"They [contract workers] come from Bihar, Uttar Pradesh, Karnataka," Singh said. "They work for Rs 7,000 a month, while we make between Rs 16,000-Rs 20,000. The piece rate in those units comes to Rs 7, we have been told by the management, while at our factory it is Rs 17."

So what has kept GEM group from sacking its permanent workers and replacing them with cheaper contract labour? Could it be the law which, until recently, made it incumbent on factory owners to seek permission from the government before sacking more than 100 workers?

No, said Sher Singh. There are only 78 workers in GEM Electromechanical Ltd – well below the 100 threshold.

In his view, it is not the law which keeps the management from sacking the workers, as much as “Sethji’s sentimental attachment”.

“This is where his business started,” says Singh, speaking of Kamal Kishore Vaid, the founder of GEM Group. “He was an engineer who started this unit with one machine from Japan in 1970s. He used to stand alongside workers and toil on the shop floor. Ask Meher Chand, he’s been here since the start,” he said, pointing to a short, grey-haired man.

Meher Chand was scarcely 18 when he started work at Vaid’s factory. He described how Vaid made true copies of the machine from Japan and expanded the business. “Today, Sethji has made millions – which he deserves too – but all that Meher Chand has managed to buy is a motorcycle,” Singh intervened, at the end of the story.

Stagnant wages

Meher Chand, however, chose other reference points to evaluate his work life. “When I was starting out, I could have applied for a government job, but I opted for factory work, because it paid well," he said. "With overtime, my salary used to come to Rs 280, which was better than the earnings of government employees. Today, however, my friends who joined the government are getting Rs 35,000, while my salary has stagnated at Rs 20,000.”

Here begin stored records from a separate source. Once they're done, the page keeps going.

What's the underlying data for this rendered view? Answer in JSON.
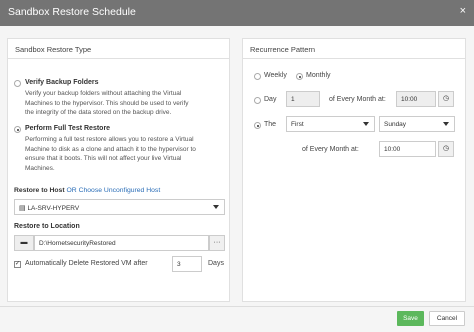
{
  "dialog": {
    "title": "Sandbox Restore Schedule",
    "close": "×"
  },
  "left": {
    "title": "Sandbox Restore Type",
    "verify_label": "Verify Backup Folders",
    "verify_desc": [
      "Verify your backup folders without attaching the Virtual",
      "Machines to the hypervisor. This should be used to verify",
      "the integrity of the data stored on the backup drive."
    ],
    "full_label": "Perform Full Test Restore",
    "full_desc": [
      "Performing a full test restore allows you to restore a Virtual",
      "Machine to disk as a clone and attach it to the hypervisor to",
      "ensure that it boots. This will not affect your live Virtual",
      "Machines."
    ],
    "restore_host_label": "Restore to Host",
    "or_text": "OR",
    "choose_link": "Choose Unconfigured Host",
    "host_value": "LA-SRV-HYPERV",
    "restore_location_label": "Restore to Location",
    "location_value": "D:\\HornetsecurityRestored",
    "auto_delete_label": "Automatically Delete Restored VM after",
    "days_value": "3",
    "days_label": "Days"
  },
  "right": {
    "title": "Recurrence Pattern",
    "weekly": "Weekly",
    "monthly": "Monthly",
    "day_label": "Day",
    "day_value": "1",
    "every_month_at_1": "of Every Month at:",
    "time_1": "10:00",
    "the_label": "The",
    "week_value": "First",
    "weekday_value": "Sunday",
    "every_month_at_2": "of Every Month at:",
    "time_2": "10:00"
  },
  "footer": {
    "save": "Save",
    "cancel": "Cancel"
  }
}
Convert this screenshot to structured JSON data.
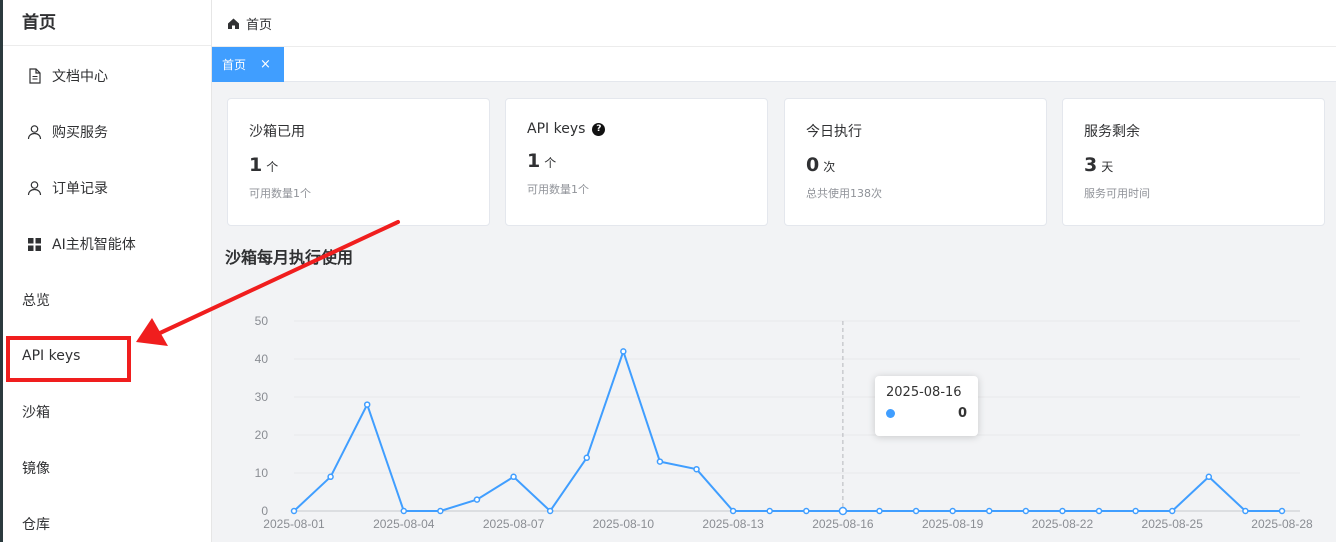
{
  "sidebar": {
    "brand": "首页",
    "items": [
      {
        "label": "文档中心",
        "icon": "document-icon"
      },
      {
        "label": "购买服务",
        "icon": "user-icon"
      },
      {
        "label": "订单记录",
        "icon": "user-icon"
      },
      {
        "label": "AI主机智能体",
        "icon": "grid-icon"
      },
      {
        "label": "总览"
      },
      {
        "label": "API keys"
      },
      {
        "label": "沙箱"
      },
      {
        "label": "镜像"
      },
      {
        "label": "仓库"
      }
    ]
  },
  "breadcrumb": {
    "icon": "home-icon",
    "label": "首页"
  },
  "tabs": [
    {
      "label": "首页",
      "close": "×"
    }
  ],
  "cards": [
    {
      "title": "沙箱已用",
      "value": "1",
      "unit": "个",
      "sub": "可用数量1个"
    },
    {
      "title": "API keys",
      "value": "1",
      "unit": "个",
      "sub": "可用数量1个",
      "help": "?"
    },
    {
      "title": "今日执行",
      "value": "0",
      "unit": "次",
      "sub": "总共使用138次"
    },
    {
      "title": "服务剩余",
      "value": "3",
      "unit": "天",
      "sub": "服务可用时间"
    }
  ],
  "chart_title": "沙箱每月执行使用",
  "chart_data": {
    "type": "line",
    "x": [
      "2025-08-01",
      "2025-08-02",
      "2025-08-03",
      "2025-08-04",
      "2025-08-05",
      "2025-08-06",
      "2025-08-07",
      "2025-08-08",
      "2025-08-09",
      "2025-08-10",
      "2025-08-11",
      "2025-08-12",
      "2025-08-13",
      "2025-08-14",
      "2025-08-15",
      "2025-08-16",
      "2025-08-17",
      "2025-08-18",
      "2025-08-19",
      "2025-08-20",
      "2025-08-21",
      "2025-08-22",
      "2025-08-23",
      "2025-08-24",
      "2025-08-25",
      "2025-08-26",
      "2025-08-27",
      "2025-08-28"
    ],
    "tick_labels": [
      "2025-08-01",
      "2025-08-04",
      "2025-08-07",
      "2025-08-10",
      "2025-08-13",
      "2025-08-16",
      "2025-08-19",
      "2025-08-22",
      "2025-08-25",
      "2025-08-28"
    ],
    "series": [
      {
        "values": [
          0,
          9,
          28,
          0,
          0,
          3,
          9,
          0,
          14,
          42,
          13,
          11,
          0,
          0,
          0,
          0,
          0,
          0,
          0,
          0,
          0,
          0,
          0,
          0,
          0,
          9,
          0,
          0
        ],
        "color": "#409eff"
      }
    ],
    "yticks": [
      0,
      10,
      20,
      30,
      40,
      50
    ],
    "ylim": [
      0,
      50
    ],
    "grid": true
  },
  "tooltip": {
    "date": "2025-08-16",
    "value": "0",
    "color": "#409eff"
  },
  "annotation_color": "#f01e1e"
}
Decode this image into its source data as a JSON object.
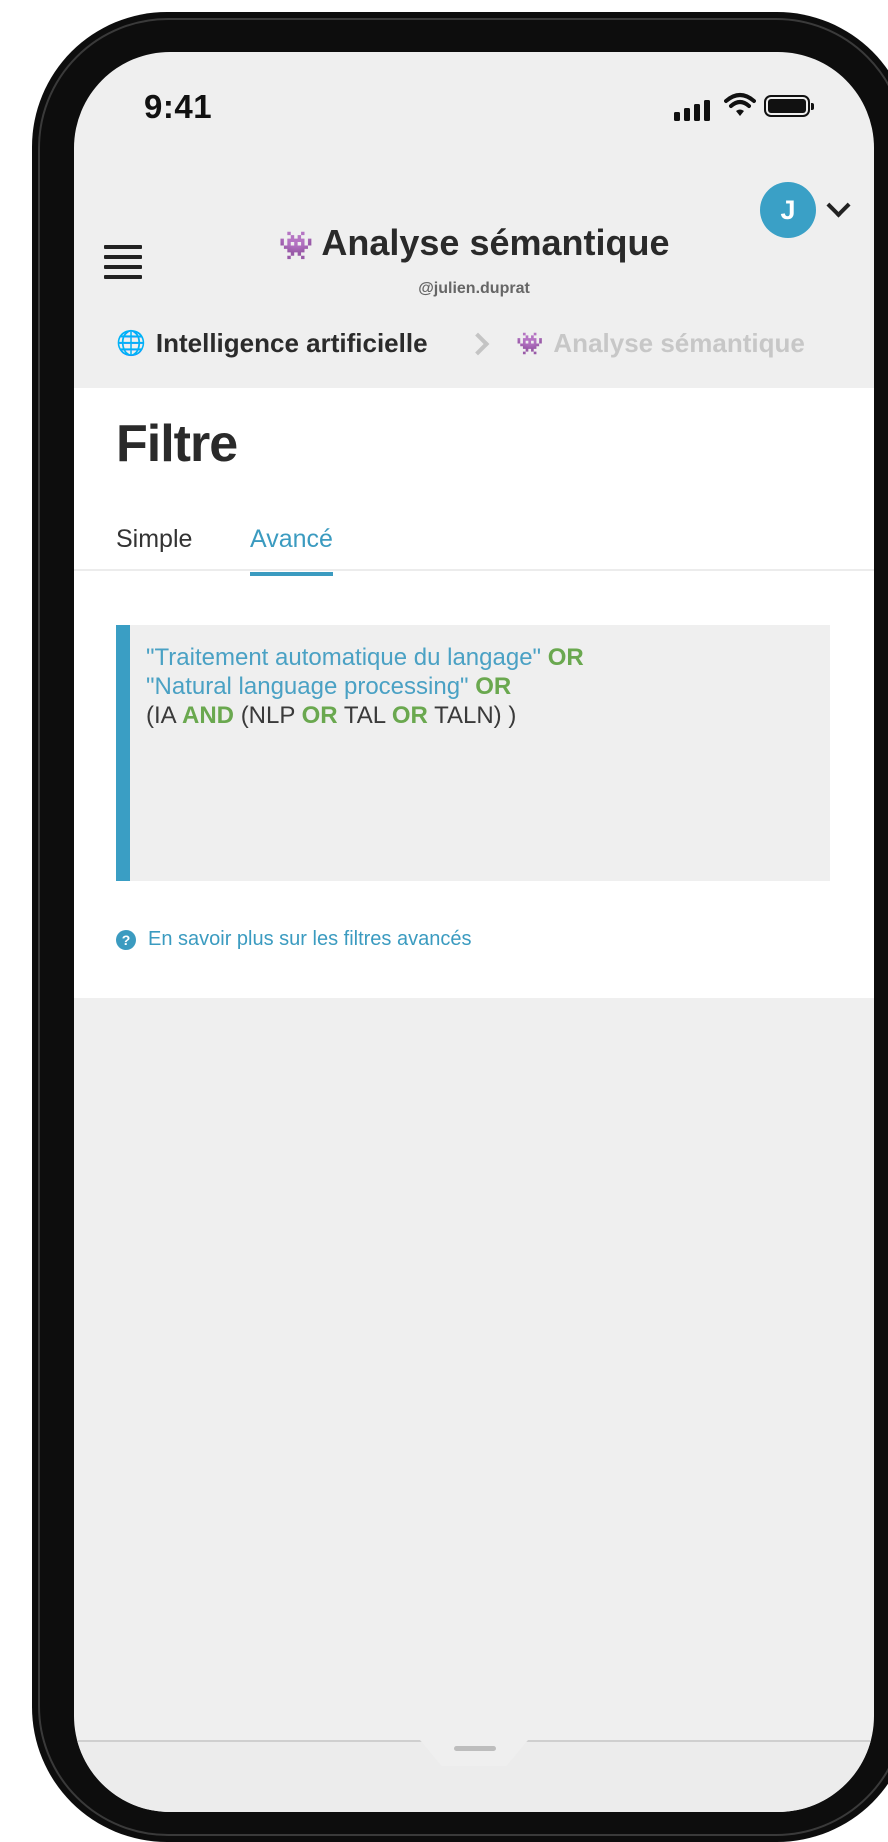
{
  "status": {
    "time": "9:41"
  },
  "header": {
    "title_icon": "space-invader-icon",
    "title": "Analyse sémantique",
    "subtitle": "@julien.duprat",
    "avatar_initial": "J"
  },
  "breadcrumb": {
    "items": [
      {
        "icon": "globe-icon",
        "label": "Intelligence artificielle"
      },
      {
        "icon": "space-invader-icon",
        "label": "Analyse sémantique"
      }
    ]
  },
  "filter": {
    "title": "Filtre",
    "tabs": [
      "Simple",
      "Avancé"
    ],
    "active_tab": "Avancé",
    "query": {
      "line1_str": "\"Traitement automatique du langage\"",
      "line1_op": "OR",
      "line2_str": "\"Natural language processing\"",
      "line2_op": "OR",
      "line3_a": "(IA",
      "line3_op1": "AND",
      "line3_b": "(NLP",
      "line3_op2": "OR",
      "line3_c": "TAL",
      "line3_op3": "OR",
      "line3_d": "TALN) )"
    },
    "help_link": "En savoir plus sur les filtres avancés"
  },
  "colors": {
    "accent": "#3b9bc0",
    "operator": "#6aa84f",
    "avatar": "#3aa0c6"
  }
}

What’s worse, he says, is that the younger people in his village, Akeda Dongar, which lies adjacent to the industrial area, are no longer getting jobs. “The contract work they get is low-paid and uncertain,” he said. “They are into selling their ancestral land, which in any case is no longer yielding the same yields due to industrial pollution.”

His eldest son is now coming of age and his worries are mounting. “I'll probably open a small shop for him," said Meher Chand. "The future is not bright for our children."